Your instructions -> Extract all lines from the data beneath that include the word "Path".

Materials provided ->
%%
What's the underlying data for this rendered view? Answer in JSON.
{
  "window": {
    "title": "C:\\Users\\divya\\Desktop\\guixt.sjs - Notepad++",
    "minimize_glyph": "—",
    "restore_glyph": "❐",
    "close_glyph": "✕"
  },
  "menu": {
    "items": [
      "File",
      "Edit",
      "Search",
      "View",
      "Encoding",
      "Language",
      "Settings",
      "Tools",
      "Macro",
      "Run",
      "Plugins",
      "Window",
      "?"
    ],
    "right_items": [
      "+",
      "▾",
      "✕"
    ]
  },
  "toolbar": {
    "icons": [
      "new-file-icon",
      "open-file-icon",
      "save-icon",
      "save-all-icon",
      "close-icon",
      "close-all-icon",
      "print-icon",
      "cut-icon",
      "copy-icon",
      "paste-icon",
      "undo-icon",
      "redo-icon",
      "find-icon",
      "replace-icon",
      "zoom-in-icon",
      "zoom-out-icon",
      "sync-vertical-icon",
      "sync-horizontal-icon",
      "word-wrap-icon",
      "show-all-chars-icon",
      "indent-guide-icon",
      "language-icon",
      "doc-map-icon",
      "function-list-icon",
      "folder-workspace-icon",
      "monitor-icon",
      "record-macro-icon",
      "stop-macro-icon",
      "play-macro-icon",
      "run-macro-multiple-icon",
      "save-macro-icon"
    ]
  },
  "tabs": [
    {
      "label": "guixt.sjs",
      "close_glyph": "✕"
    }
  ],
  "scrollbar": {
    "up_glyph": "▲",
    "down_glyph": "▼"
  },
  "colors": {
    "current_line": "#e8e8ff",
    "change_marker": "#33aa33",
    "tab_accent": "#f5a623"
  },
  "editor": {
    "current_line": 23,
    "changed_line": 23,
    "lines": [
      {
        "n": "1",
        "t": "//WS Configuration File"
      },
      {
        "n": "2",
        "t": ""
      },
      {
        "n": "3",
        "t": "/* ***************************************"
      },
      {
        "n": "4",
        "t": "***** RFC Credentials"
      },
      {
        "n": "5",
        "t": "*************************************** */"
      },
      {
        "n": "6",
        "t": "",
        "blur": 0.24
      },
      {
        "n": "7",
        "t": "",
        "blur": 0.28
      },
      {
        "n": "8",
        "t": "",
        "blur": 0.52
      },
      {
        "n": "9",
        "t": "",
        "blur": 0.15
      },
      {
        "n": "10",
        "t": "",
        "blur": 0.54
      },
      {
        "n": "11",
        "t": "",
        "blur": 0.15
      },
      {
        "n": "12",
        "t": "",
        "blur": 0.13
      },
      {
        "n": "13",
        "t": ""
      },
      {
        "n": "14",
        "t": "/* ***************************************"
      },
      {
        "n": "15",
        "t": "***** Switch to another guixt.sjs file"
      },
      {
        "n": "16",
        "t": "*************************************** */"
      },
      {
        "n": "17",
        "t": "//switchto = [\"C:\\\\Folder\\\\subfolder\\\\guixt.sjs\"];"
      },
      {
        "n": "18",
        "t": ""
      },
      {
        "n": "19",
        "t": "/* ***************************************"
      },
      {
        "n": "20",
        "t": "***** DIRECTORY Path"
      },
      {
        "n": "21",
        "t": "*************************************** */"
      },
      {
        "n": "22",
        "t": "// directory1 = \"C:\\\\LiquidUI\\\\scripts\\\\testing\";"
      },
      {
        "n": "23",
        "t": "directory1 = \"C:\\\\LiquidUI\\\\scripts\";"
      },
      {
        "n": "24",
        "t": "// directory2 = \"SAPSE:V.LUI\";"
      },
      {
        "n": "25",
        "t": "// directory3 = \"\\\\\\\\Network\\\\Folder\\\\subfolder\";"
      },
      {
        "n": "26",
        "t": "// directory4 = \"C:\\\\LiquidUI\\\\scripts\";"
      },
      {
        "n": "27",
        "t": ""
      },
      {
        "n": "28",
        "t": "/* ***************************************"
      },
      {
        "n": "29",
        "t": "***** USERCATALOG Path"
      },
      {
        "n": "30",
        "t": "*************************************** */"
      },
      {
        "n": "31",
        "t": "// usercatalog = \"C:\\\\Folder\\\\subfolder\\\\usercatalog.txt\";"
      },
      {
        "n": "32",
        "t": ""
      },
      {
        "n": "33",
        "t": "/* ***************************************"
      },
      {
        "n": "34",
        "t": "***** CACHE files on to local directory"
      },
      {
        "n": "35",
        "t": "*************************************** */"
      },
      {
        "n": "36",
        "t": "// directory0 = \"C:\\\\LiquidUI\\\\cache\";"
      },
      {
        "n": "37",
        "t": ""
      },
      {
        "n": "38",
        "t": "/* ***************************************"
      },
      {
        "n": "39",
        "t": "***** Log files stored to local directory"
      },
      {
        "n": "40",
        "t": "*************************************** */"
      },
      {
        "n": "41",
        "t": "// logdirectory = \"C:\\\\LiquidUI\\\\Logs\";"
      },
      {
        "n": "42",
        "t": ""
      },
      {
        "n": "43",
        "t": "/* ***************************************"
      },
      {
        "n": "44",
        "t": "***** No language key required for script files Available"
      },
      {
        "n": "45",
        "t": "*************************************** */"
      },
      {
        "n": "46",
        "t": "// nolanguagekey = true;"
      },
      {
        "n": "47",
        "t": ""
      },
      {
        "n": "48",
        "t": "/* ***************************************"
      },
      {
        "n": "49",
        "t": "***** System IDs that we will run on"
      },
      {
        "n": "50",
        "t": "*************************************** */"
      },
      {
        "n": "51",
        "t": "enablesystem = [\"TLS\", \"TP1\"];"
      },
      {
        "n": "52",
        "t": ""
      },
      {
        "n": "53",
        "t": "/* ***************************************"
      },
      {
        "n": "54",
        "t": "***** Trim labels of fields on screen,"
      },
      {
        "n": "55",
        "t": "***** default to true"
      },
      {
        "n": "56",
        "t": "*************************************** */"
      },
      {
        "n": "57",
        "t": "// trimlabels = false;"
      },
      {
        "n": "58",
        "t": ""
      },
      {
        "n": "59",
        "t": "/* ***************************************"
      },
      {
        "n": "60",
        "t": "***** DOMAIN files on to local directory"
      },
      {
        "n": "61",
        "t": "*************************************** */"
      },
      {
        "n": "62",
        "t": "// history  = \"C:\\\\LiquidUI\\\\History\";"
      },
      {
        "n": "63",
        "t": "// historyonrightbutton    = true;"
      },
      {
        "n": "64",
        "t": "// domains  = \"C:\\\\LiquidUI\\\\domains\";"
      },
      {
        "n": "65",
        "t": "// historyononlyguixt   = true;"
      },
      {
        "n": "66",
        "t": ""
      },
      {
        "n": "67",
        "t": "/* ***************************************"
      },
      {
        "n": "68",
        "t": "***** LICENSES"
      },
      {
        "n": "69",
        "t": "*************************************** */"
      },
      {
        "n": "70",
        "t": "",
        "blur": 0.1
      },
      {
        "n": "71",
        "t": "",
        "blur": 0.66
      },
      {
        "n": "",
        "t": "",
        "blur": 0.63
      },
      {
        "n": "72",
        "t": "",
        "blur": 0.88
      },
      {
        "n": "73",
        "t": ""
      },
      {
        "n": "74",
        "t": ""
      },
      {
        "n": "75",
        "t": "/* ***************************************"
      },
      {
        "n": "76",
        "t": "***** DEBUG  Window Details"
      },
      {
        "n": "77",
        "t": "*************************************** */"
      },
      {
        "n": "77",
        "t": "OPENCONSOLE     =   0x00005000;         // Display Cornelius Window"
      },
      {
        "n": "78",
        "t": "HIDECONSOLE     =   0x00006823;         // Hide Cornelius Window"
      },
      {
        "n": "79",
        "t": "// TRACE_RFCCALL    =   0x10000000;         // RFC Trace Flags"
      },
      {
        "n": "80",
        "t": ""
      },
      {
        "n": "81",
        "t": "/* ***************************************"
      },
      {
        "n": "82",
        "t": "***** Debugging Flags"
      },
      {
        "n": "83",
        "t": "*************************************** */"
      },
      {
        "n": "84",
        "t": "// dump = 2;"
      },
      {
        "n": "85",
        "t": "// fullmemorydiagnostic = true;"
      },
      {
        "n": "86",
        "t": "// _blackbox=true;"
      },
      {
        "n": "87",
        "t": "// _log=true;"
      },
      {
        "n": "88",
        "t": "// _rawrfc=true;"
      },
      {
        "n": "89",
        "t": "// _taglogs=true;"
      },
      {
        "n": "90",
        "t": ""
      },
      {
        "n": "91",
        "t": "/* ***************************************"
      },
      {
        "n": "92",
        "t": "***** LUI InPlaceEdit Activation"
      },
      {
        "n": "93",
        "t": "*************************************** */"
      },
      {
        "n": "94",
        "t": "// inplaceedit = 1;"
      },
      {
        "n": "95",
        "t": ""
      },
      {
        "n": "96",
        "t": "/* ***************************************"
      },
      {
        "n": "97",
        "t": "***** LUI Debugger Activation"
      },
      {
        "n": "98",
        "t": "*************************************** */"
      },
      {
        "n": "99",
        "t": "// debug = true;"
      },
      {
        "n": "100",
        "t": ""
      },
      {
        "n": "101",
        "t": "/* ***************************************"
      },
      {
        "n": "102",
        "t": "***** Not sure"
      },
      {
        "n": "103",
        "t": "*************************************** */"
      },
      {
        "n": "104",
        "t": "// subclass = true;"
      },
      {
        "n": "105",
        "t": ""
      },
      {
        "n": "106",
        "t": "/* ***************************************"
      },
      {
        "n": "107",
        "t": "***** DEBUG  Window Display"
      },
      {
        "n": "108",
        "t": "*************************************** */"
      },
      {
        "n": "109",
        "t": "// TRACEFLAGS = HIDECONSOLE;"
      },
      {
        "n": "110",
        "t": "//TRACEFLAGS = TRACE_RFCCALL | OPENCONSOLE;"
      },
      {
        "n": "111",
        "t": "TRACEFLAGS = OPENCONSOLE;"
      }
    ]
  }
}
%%
Your solution ->
        "t": "***** DIRECTORY Path"
        "t": "***** USERCATALOG Path"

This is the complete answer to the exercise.